[ASSIGNMENT]:
Print out the data below. Do not alter a single line.

[Opening PROVIDED MATERIAL section]

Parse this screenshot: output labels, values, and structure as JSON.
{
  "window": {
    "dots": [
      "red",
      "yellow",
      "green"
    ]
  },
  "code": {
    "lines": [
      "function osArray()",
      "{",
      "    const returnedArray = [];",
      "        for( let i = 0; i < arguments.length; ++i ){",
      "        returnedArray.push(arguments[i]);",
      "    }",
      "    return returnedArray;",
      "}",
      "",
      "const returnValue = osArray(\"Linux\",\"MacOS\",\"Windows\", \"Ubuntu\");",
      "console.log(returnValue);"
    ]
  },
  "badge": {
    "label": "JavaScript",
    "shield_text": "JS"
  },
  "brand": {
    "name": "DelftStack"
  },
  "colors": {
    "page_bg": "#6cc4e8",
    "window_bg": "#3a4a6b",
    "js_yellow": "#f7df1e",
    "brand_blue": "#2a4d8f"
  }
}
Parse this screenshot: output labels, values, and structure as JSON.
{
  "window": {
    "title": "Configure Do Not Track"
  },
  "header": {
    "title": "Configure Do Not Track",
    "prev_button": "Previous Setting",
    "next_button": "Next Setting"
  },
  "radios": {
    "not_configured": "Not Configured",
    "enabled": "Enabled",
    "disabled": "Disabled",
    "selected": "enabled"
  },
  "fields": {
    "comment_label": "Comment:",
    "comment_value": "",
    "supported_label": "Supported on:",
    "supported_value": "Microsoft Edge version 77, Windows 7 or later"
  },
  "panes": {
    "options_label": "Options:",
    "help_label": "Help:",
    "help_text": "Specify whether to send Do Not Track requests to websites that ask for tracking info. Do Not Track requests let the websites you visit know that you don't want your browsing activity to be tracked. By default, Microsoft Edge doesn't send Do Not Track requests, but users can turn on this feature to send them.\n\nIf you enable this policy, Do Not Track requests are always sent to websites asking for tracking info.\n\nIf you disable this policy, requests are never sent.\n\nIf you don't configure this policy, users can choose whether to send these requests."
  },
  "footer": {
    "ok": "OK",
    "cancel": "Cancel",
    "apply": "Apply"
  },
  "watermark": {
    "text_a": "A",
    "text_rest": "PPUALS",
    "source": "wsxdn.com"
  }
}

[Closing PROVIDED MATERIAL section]

[SOLVED EXERCISE]:
Parse this screenshot: output labels, values, and structure as JSON.
{
  "window": {
    "dots": [
      "red",
      "yellow",
      "green"
    ]
  },
  "code": {
    "lines": [
      "function osArray()",
      "{",
      "    const returnedArray = [];",
      "        for( let i = 0; i < arguments.length; ++i ){",
      "        returnedArray.push(arguments[i]);",
      "    }",
      "    return returnedArray;",
      "}",
      "",
      "const returnValue = osArray(\"Linux\",\"MacOS\",\"Windows\", \"Ubuntu\");",
      "console.log(returnValue);"
    ]
  },
  "badge": {
    "label": "JavaScript",
    "shield_text": "JS"
  },
  "brand": {
    "name": "DelftStack"
  },
  "colors": {
    "page_bg": "#6cc4e8",
    "window_bg": "#3a4a6b",
    "js_yellow": "#f7df1e",
    "brand_blue": "#2a4d8f"
  }
}
Parse this screenshot: output labels, values, and structure as JSON.
{
  "window": {
    "title": "Configure Do Not Track"
  },
  "header": {
    "title": "Configure Do Not Track",
    "prev_button": "Previous Setting",
    "next_button": "Next Setting"
  },
  "radios": {
    "not_configured": "Not Configured",
    "enabled": "Enabled",
    "disabled": "Disabled",
    "selected": "enabled"
  },
  "fields": {
    "comment_label": "Comment:",
    "comment_value": "",
    "supported_label": "Supported on:",
    "supported_value": "Microsoft Edge version 77, Windows 7 or later"
  },
  "panes": {
    "options_label": "Options:",
    "help_label": "Help:",
    "help_text": "Specify whether to send Do Not Track requests to websites that ask for tracking info. Do Not Track requests let the websites you visit know that you don't want your browsing activity to be tracked. By default, Microsoft Edge doesn't send Do Not Track requests, but users can turn on this feature to send them.\n\nIf you enable this policy, Do Not Track requests are always sent to websites asking for tracking info.\n\nIf you disable this policy, requests are never sent.\n\nIf you don't configure this policy, users can choose whether to send these requests."
  },
  "footer": {
    "ok": "OK",
    "cancel": "Cancel",
    "apply": "Apply"
  },
  "watermark": {
    "text_a": "A",
    "text_rest": "PPUALS",
    "source": "wsxdn.com"
  }
}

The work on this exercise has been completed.